_Aim of the exercise_. Scan the records for "title". Show the matching lines.

_Source records_.
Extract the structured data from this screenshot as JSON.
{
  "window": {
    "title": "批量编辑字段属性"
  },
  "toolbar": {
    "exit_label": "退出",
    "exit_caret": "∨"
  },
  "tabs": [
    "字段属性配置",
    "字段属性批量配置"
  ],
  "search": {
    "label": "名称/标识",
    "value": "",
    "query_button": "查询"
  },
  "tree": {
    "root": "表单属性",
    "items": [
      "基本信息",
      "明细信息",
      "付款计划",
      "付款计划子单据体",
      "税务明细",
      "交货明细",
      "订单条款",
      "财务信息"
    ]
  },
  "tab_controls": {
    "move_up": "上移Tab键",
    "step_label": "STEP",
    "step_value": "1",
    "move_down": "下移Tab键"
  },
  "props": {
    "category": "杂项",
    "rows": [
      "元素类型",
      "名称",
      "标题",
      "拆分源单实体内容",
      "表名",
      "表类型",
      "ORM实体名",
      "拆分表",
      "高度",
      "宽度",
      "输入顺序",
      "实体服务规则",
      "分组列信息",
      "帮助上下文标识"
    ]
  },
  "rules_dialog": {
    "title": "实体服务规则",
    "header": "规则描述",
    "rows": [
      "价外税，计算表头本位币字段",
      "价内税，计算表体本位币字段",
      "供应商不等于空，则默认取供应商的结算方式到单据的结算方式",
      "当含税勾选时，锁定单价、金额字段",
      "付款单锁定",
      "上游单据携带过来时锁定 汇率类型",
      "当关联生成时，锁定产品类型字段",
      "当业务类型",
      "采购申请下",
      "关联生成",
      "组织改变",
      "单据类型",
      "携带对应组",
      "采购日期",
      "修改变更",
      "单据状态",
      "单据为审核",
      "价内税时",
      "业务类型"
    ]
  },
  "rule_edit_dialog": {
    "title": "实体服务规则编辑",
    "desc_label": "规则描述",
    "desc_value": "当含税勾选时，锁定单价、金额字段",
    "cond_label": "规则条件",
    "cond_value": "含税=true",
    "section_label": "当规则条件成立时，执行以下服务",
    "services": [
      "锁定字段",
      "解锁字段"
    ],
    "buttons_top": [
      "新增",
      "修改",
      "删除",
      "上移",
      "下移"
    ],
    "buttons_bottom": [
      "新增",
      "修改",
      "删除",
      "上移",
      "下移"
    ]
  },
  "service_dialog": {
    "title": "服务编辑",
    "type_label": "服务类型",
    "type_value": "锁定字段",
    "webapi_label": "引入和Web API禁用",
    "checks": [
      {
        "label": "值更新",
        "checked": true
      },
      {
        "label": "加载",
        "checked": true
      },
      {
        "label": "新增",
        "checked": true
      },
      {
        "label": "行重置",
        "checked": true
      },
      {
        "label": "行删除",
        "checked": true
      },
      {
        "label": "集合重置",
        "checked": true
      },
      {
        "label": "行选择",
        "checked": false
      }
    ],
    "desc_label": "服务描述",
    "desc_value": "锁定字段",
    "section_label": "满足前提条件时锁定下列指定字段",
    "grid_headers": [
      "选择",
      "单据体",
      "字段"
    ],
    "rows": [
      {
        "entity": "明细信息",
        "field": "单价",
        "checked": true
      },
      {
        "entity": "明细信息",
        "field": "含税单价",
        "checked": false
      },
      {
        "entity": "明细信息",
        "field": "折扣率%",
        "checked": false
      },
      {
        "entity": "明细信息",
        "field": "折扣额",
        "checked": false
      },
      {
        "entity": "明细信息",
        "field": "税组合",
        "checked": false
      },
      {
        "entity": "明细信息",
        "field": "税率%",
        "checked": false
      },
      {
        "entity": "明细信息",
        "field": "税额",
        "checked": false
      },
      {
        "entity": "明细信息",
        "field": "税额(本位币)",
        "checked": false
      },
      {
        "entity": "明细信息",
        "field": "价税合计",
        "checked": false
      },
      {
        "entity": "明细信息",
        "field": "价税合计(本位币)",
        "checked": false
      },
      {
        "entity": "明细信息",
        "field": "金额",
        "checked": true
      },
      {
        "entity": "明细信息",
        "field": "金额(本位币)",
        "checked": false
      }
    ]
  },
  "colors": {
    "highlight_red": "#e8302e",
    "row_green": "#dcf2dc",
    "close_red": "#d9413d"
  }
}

_Result of this task_.
    "title": "批量编辑字段属性"
    "title": "实体服务规则",
    "title": "实体服务规则编辑",
    "title": "服务编辑",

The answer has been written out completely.